I have a philodendron which I have had for a very long time. It was given me by a friend about 40 years ago. Recently the leaves have started turning yellow and I pull them off. I don’t want to lose the plant. What can I do?
If the lower leaves of your plant have turned yellow that is part of the natural aging process for philodendron leaves and is nothing to worry about. When several leaves turn yellow at once that is an indication that the plant is under stress. It can be caused by a number of conditions – too much water, cold roots, too little light or inadequate fertilizer. Unfortunately it may be a case of trial and error to find out what exactly is causing the leaves on your plant to turn yellow.
- Overwatering is probably the number one cause of leaf yellowing. To correct do not allow plant to sit in water, provide good drainage and allow potting mix to dry out between watering especially in winter. Underwatering can also cause leaf yellowing

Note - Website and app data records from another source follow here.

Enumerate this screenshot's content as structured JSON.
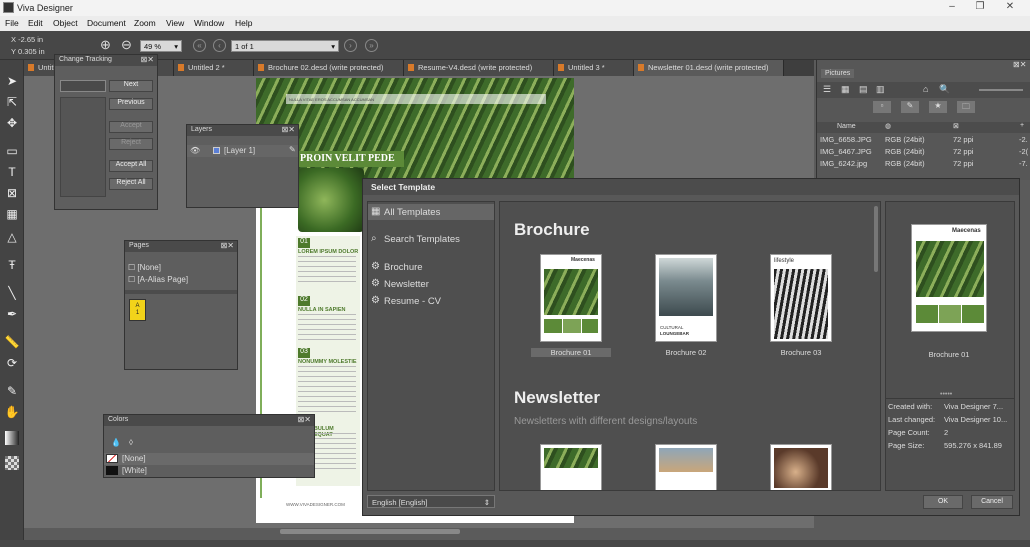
{
  "app": {
    "title": "Viva Designer"
  },
  "menu": [
    "File",
    "Edit",
    "Object",
    "Document",
    "Zoom",
    "View",
    "Window",
    "Help"
  ],
  "coords": {
    "x": "X   -2.65 in",
    "y": "Y   0.305 in"
  },
  "zoom": {
    "value": "49 %"
  },
  "page_select": {
    "value": "1 of 1"
  },
  "tabs": [
    "Untitled 1",
    "Untitled 2 *",
    "Brochure 02.desd (write protected)",
    "Resume-V4.desd (write protected)",
    "Untitled 3 *",
    "Newsletter 01.desd (write protected)"
  ],
  "change_tracking": {
    "title": "Change Tracking",
    "next": "Next",
    "previous": "Previous",
    "accept": "Accept",
    "reject": "Reject",
    "accept_all": "Accept All",
    "reject_all": "Reject All"
  },
  "layers": {
    "title": "Layers",
    "item": "[Layer 1]"
  },
  "pages": {
    "title": "Pages",
    "items": [
      "[None]",
      "[A-Alias Page]"
    ],
    "thumb_label": "A\n1"
  },
  "colors": {
    "title": "Colors",
    "items": [
      "[None]",
      "[White]"
    ]
  },
  "page_content": {
    "banner": "PROIN VELIT PEDE",
    "headline_small": "NULLA VITAE EROS ACCUMSAN ACCUMSAN",
    "num1": "01",
    "sec1": "LOREM IPSUM DOLOR",
    "num2": "02",
    "sec2": "NULLA IN SAPIEN",
    "num3": "03",
    "sec3": "NONUMMY MOLESTIE",
    "sec4": "VESTIBULUM CONSEQUAT",
    "footer": "WWW.VIVADESIGNER.COM"
  },
  "pictures": {
    "title": "Pictures",
    "columns": [
      "Name",
      "",
      "",
      ""
    ],
    "rows": [
      {
        "name": "IMG_6658.JPG",
        "mode": "RGB (24bit)",
        "res": "72 ppi",
        "val": "-2."
      },
      {
        "name": "IMG_6467.JPG",
        "mode": "RGB (24bit)",
        "res": "72 ppi",
        "val": "-2("
      },
      {
        "name": "IMG_6242.jpg",
        "mode": "RGB (24bit)",
        "res": "72 ppi",
        "val": "-7."
      }
    ]
  },
  "dialog": {
    "title": "Select Template",
    "nav": {
      "all": "All Templates",
      "search": "Search Templates",
      "cats": [
        "Brochure",
        "Newsletter",
        "Resume - CV"
      ]
    },
    "sections": [
      {
        "title": "Brochure",
        "items": [
          "Brochure 01",
          "Brochure 02",
          "Brochure 03"
        ]
      },
      {
        "title": "Newsletter",
        "subtitle": "Newsletters with different designs/layouts"
      }
    ],
    "thumb_text": {
      "maecenas": "Maecenas",
      "cultural": "CULTURAL",
      "loungebar": "LOUNGEBAR",
      "lifestyle": "lifestyle"
    },
    "preview": {
      "label": "Brochure 01",
      "created_k": "Created with:",
      "created_v": "Viva Designer 7...",
      "changed_k": "Last changed:",
      "changed_v": "Viva Designer 10...",
      "count_k": "Page Count:",
      "count_v": "2",
      "size_k": "Page Size:",
      "size_v": "595.276 x 841.89"
    },
    "language": "English [English]",
    "ok": "OK",
    "cancel": "Cancel"
  }
}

- Tropical plants are susceptible to cold drafts and in turn cold roots, which causes leaves to yellow. If your plant has been outside during the summer months and it has been moved indoors this can cause leaves to turn yellow and drop as it becomes adjusted to its new environment. Try moving plant to a different location

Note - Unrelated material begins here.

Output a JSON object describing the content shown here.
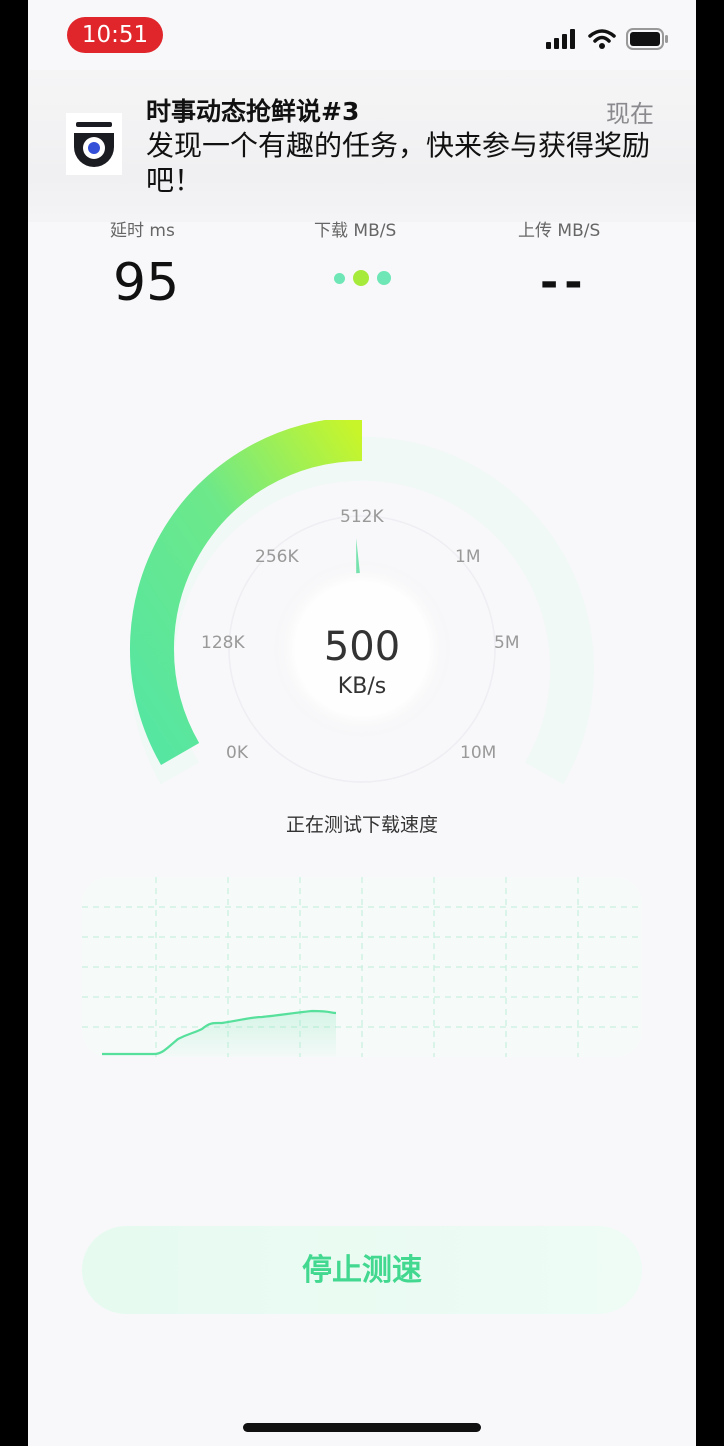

- Correct lighting is important for maintaining the plants green leaves. Again move plant to a different location where there’s more light. Remember to keep the leaves clean.
- If the top leaves of the plant have turned yellow it could indicate a nutrient deficiency. Apply a fertilizer with a higher nitrogen level. This plant may benefit from being repotted in a pot one size larger than the current one, in a sterilized potting soil
The different species vary in their requirements, so you may have to experiment with different levels of light, water and fertilizer to understand your plant. Once you determine and correct the cause of the stress, the plant responds with green, healthy foliage.